DOWNER’S GROVE, Illinois. It is a tradition almost as old as the nation itself if colonial records are to be believed. “Received my hot meal of Maize, Squash and Also More Squash,” reads the diary of Josiah Hay, a twelve-year-old boy who attended a one-room schoolhouse in Longmeadow, Massachusetts, during the 1778-79 school year. “Was tripped by a Spirit or Demon of some sort, and my school mates cheered my fall Lustily, Heartily and Facetiously, damn them all to hell.”
“Next summer, don’t plant so much zucchini.”
But at the urging of professional educators, this year many schools will adopt a strict code of “No Cheering for Cafeteria Pratfalls” as part of a movement that combines the features of the “No Bullying” movement with the trend towards national standards.

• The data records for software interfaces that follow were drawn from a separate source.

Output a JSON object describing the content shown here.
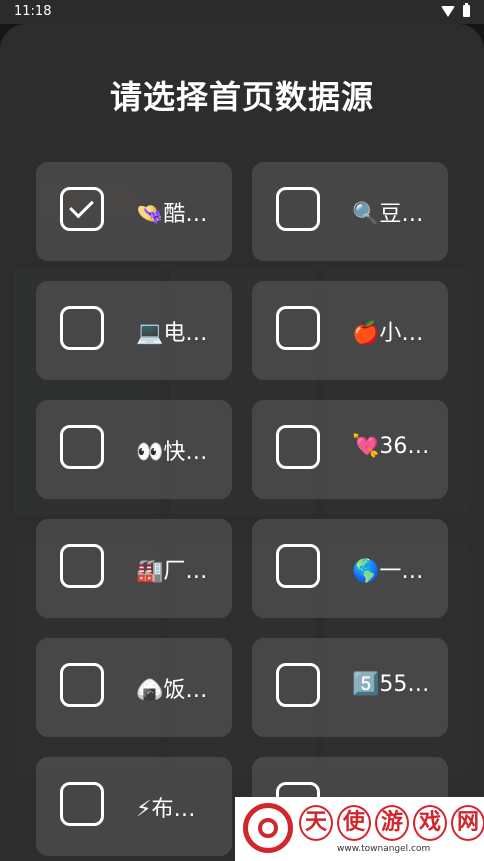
{
  "status_bar": {
    "time": "11:18"
  },
  "dialog": {
    "title": "请选择首页数据源",
    "sources": [
      {
        "label": "👒酷…",
        "checked": true
      },
      {
        "label": "🔍豆…",
        "checked": false
      },
      {
        "label": "💻电…",
        "checked": false
      },
      {
        "label": "🍎小…",
        "checked": false
      },
      {
        "label": "👀快…",
        "checked": false
      },
      {
        "label": "💘36…",
        "checked": false
      },
      {
        "label": "🏭厂…",
        "checked": false
      },
      {
        "label": "🌎一…",
        "checked": false
      },
      {
        "label": "🍙饭…",
        "checked": false
      },
      {
        "label": "5️⃣55…",
        "checked": false
      },
      {
        "label": "⚡布…",
        "checked": false
      },
      {
        "label": "",
        "checked": false
      }
    ]
  },
  "watermark": {
    "text": "天使游戏网",
    "url": "www.townangel.com"
  }
}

“Cafeteria Pratfall Ovations, or CPOs, are disruptive, offensive and disturbing,” says Dr. J. T. Norris, Superintendent of Schools for Saline County, Missouri. “They are also heinous and invidious if you’re taking this down,” he adds after consulting a dog-eared paperback copy of “Thirty Days to a More Powerful Vocabulary.”
Traditionally, a student who trips and drops a tray of food in a school cafeteria is greeted with sarcastic “cheers” unless the tripper is a fantastically bodacious girl like Nae Ann Ehrlich, the first girl at New Trier South Junior High School here to abandon her training bra for the genuine article. “I don’t know why I’m treated differently,” she says, batting her eyelashes coquettishly. “Boys rush over to help me, but when the same thing happens to Mary Beth Schoonmaker of the National Honor Society all she gets is jeers, catcalls, and lime Jell-O parfait dessert thrown at her.”

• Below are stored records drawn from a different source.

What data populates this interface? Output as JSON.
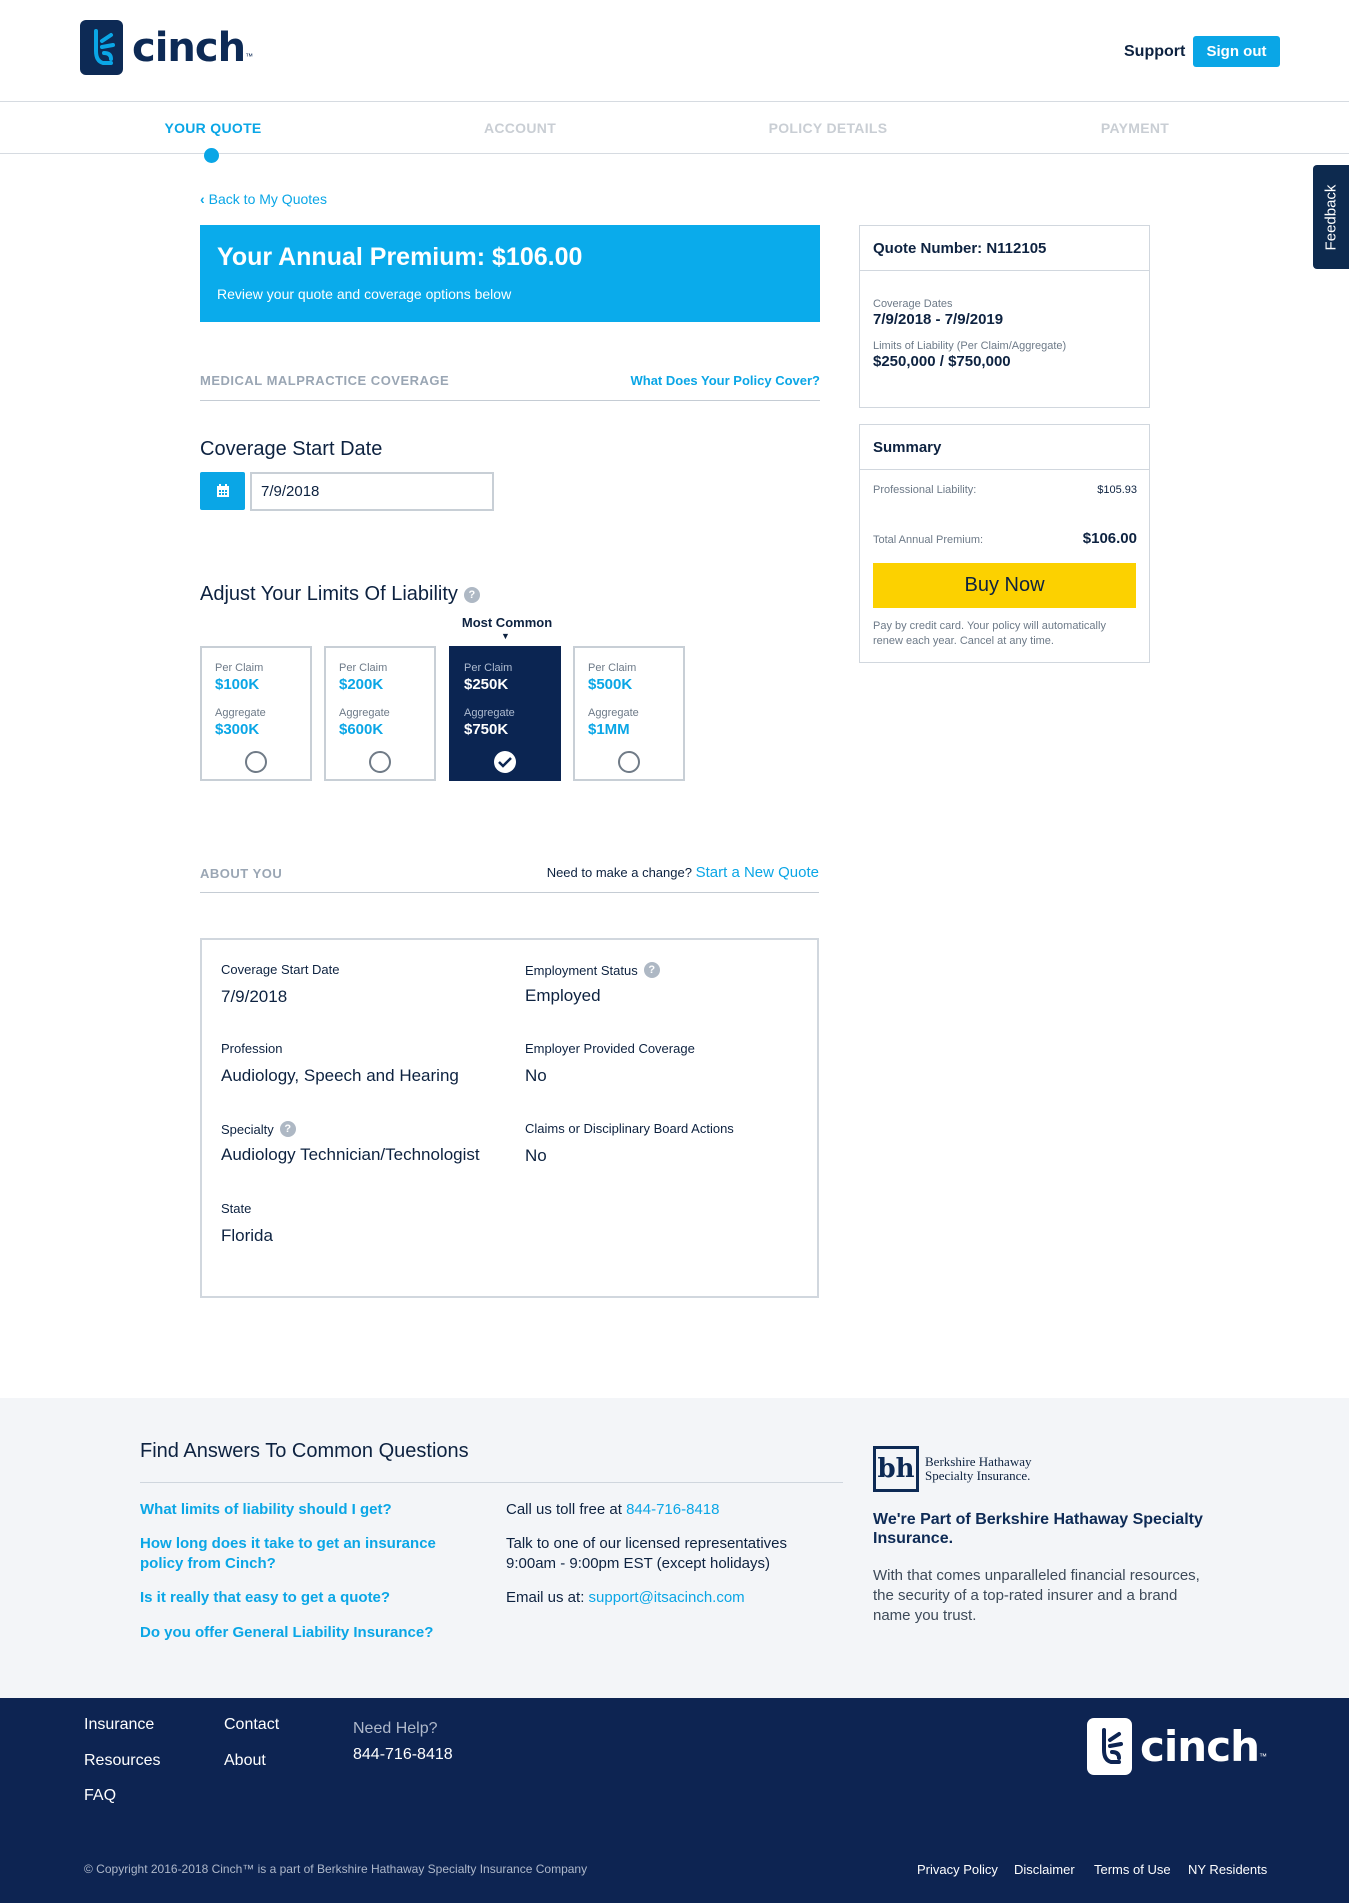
{
  "header": {
    "brand": "cinch",
    "brand_tm": "™",
    "support_label": "Support",
    "signout_label": "Sign out"
  },
  "steps": [
    {
      "label": "YOUR QUOTE",
      "active": true
    },
    {
      "label": "ACCOUNT",
      "active": false
    },
    {
      "label": "POLICY DETAILS",
      "active": false
    },
    {
      "label": "PAYMENT",
      "active": false
    }
  ],
  "feedback_label": "Feedback",
  "back_link": "Back to My Quotes",
  "premium": {
    "title": "Your Annual Premium: $106.00",
    "subtitle": "Review your quote and coverage options below"
  },
  "coverage_section": {
    "label": "MEDICAL MALPRACTICE COVERAGE",
    "link": "What Does Your Policy Cover?"
  },
  "start_date": {
    "title": "Coverage Start Date",
    "value": "7/9/2018"
  },
  "limits": {
    "title": "Adjust Your Limits Of Liability",
    "help": "?",
    "most_common": "Most Common",
    "per_claim_label": "Per Claim",
    "aggregate_label": "Aggregate",
    "options": [
      {
        "per_claim": "$100K",
        "aggregate": "$300K",
        "selected": false
      },
      {
        "per_claim": "$200K",
        "aggregate": "$600K",
        "selected": false
      },
      {
        "per_claim": "$250K",
        "aggregate": "$750K",
        "selected": true
      },
      {
        "per_claim": "$500K",
        "aggregate": "$1MM",
        "selected": false
      }
    ]
  },
  "about": {
    "label": "ABOUT YOU",
    "change_prompt": "Need to make a change?",
    "change_link": "Start a New Quote",
    "fields": {
      "coverage_start": {
        "label": "Coverage Start Date",
        "value": "7/9/2018"
      },
      "employment": {
        "label": "Employment Status",
        "value": "Employed"
      },
      "profession": {
        "label": "Profession",
        "value": "Audiology, Speech and Hearing"
      },
      "employer_coverage": {
        "label": "Employer Provided Coverage",
        "value": "No"
      },
      "specialty": {
        "label": "Specialty",
        "value": "Audiology Technician/Technologist"
      },
      "claims": {
        "label": "Claims or Disciplinary Board Actions",
        "value": "No"
      },
      "state": {
        "label": "State",
        "value": "Florida"
      }
    }
  },
  "quote": {
    "number_label": "Quote Number: N112105",
    "dates_label": "Coverage Dates",
    "dates_value": "7/9/2018 - 7/9/2019",
    "limits_label": "Limits of Liability (Per Claim/Aggregate)",
    "limits_value": "$250,000 / $750,000"
  },
  "summary": {
    "title": "Summary",
    "professional_label": "Professional Liability:",
    "professional_value": "$105.93",
    "total_label": "Total Annual Premium:",
    "total_value": "$106.00",
    "buy_label": "Buy Now",
    "note": "Pay by credit card. Your policy will automatically renew each year. Cancel at any time."
  },
  "faq": {
    "title": "Find Answers To Common Questions",
    "questions": [
      "What limits of liability should I get?",
      "How long does it take to get an insurance policy from Cinch?",
      "Is it really that easy to get a quote?",
      "Do you offer General Liability Insurance?"
    ],
    "toll_free_prefix": "Call us toll free at",
    "toll_free_number": "844-716-8418",
    "talk_line1": "Talk to one of our licensed representatives",
    "talk_line2": "9:00am - 9:00pm EST (except holidays)",
    "email_prefix": "Email us at:",
    "email": "support@itsacinch.com"
  },
  "berkshire": {
    "logo_mark": "bh",
    "logo_line1": "Berkshire Hathaway",
    "logo_line2": "Specialty Insurance.",
    "heading": "We're Part of Berkshire Hathaway Specialty Insurance.",
    "body": "With that comes unparalleled financial resources, the security of a top-rated insurer and a brand name you trust."
  },
  "footer": {
    "links_col1": [
      "Insurance",
      "Resources",
      "FAQ"
    ],
    "links_col2": [
      "Contact",
      "About"
    ],
    "need_help": "Need Help?",
    "phone": "844-716-8418",
    "brand": "cinch",
    "brand_tm": "™",
    "copyright": "© Copyright 2016-2018 Cinch™ is a part of Berkshire Hathaway Specialty Insurance Company",
    "legal": [
      "Privacy Policy",
      "Disclaimer",
      "Terms of Use",
      "NY Residents"
    ]
  }
}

“Can I have some extra Tater-Tots?”
School administrators say the ban will be difficult to enforce, but hope it will break up “cliques” and enable students to better understand the lessons they go to school to absorb. “God knows we’ve got to do something to improve their test scores,” Norris says as he flips through the special preseason college football edition of Sports Illustrated. “Teaching seems to have no effect at all.”